GOAL OF THE EXERCISE: The answer must be every line below that contains the string "data".

PROVIDED MATERIAL:

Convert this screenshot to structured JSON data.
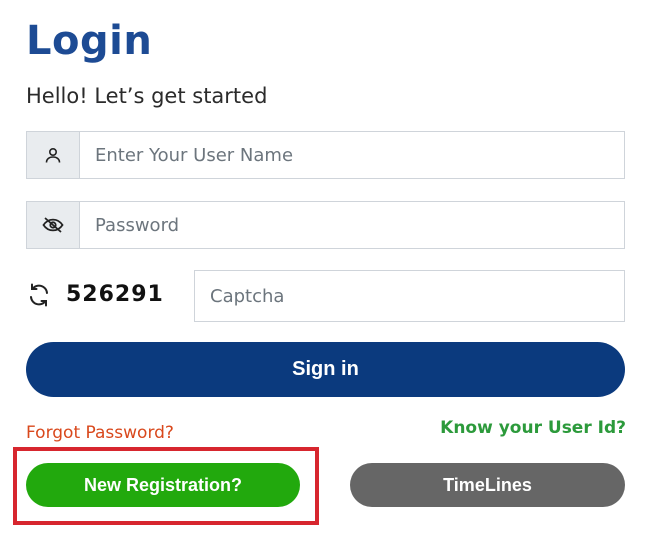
{
  "header": {
    "title": "Login",
    "subtitle": "Hello! Let’s get started"
  },
  "form": {
    "username": {
      "placeholder": "Enter Your User Name",
      "value": "",
      "icon": "user-icon"
    },
    "password": {
      "placeholder": "Password",
      "value": "",
      "icon": "eye-off-icon"
    },
    "captcha": {
      "code": "526291",
      "placeholder": "Captcha",
      "value": "",
      "icon": "refresh-icon"
    },
    "signin_label": "Sign in"
  },
  "links": {
    "forgot_password": "Forgot Password?",
    "know_user_id": "Know your User Id?"
  },
  "actions": {
    "new_registration": "New Registration?",
    "timelines": "TimeLines"
  },
  "colors": {
    "title": "#1d4b94",
    "signin": "#0b3a7e",
    "forgot": "#d9481c",
    "know_user_id": "#2c9a3b",
    "new_registration": "#22a90d",
    "timelines": "#666666",
    "highlight": "#d7262e"
  }
}
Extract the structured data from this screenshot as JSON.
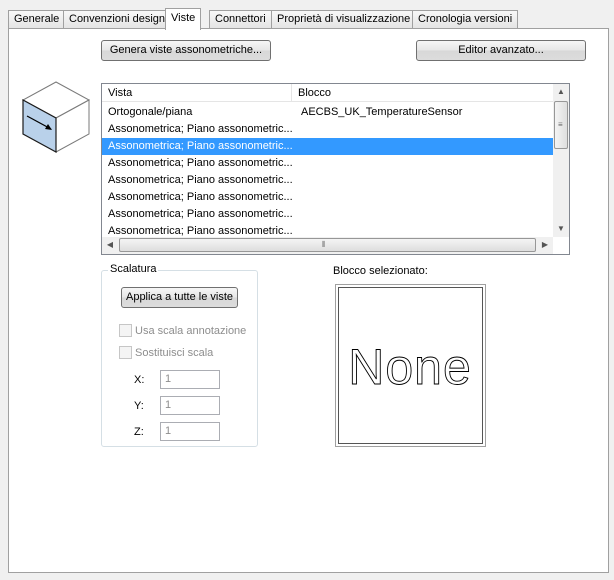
{
  "tabs": [
    {
      "label": "Generale",
      "active": false
    },
    {
      "label": "Convenzioni design",
      "active": false
    },
    {
      "label": "Viste",
      "active": true
    },
    {
      "label": "Connettori",
      "active": false
    },
    {
      "label": "Proprietà di visualizzazione",
      "active": false
    },
    {
      "label": "Cronologia versioni",
      "active": false
    }
  ],
  "buttons": {
    "generate_iso": "Genera viste assonometriche...",
    "advanced_editor": "Editor avanzato...",
    "apply_all": "Applica a tutte le viste"
  },
  "list": {
    "headers": {
      "view": "Vista",
      "block": "Blocco"
    },
    "rows": [
      {
        "view": "Ortogonale/piana",
        "block": "AECBS_UK_TemperatureSensor",
        "selected": false
      },
      {
        "view": "Assonometrica; Piano assonometric...",
        "block": "",
        "selected": false
      },
      {
        "view": "Assonometrica; Piano assonometric...",
        "block": "",
        "selected": true
      },
      {
        "view": "Assonometrica; Piano assonometric...",
        "block": "",
        "selected": false
      },
      {
        "view": "Assonometrica; Piano assonometric...",
        "block": "",
        "selected": false
      },
      {
        "view": "Assonometrica; Piano assonometric...",
        "block": "",
        "selected": false
      },
      {
        "view": "Assonometrica; Piano assonometric...",
        "block": "",
        "selected": false
      },
      {
        "view": "Assonometrica; Piano assonometric...",
        "block": "",
        "selected": false
      }
    ]
  },
  "scaling": {
    "legend": "Scalatura",
    "use_annotation_scale": "Usa scala annotazione",
    "override_scale": "Sostituisci scala",
    "x_label": "X:",
    "x_value": "1",
    "y_label": "Y:",
    "y_value": "1",
    "z_label": "Z:",
    "z_value": "1"
  },
  "selected_block": {
    "label": "Blocco selezionato:",
    "preview_text": "None"
  },
  "colors": {
    "selection": "#3399ff",
    "cube_front": "#b9d1ea"
  }
}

WORKED SOLUTION:
Convert this screenshot to structured JSON data.
Extract the structured data from this screenshot as JSON.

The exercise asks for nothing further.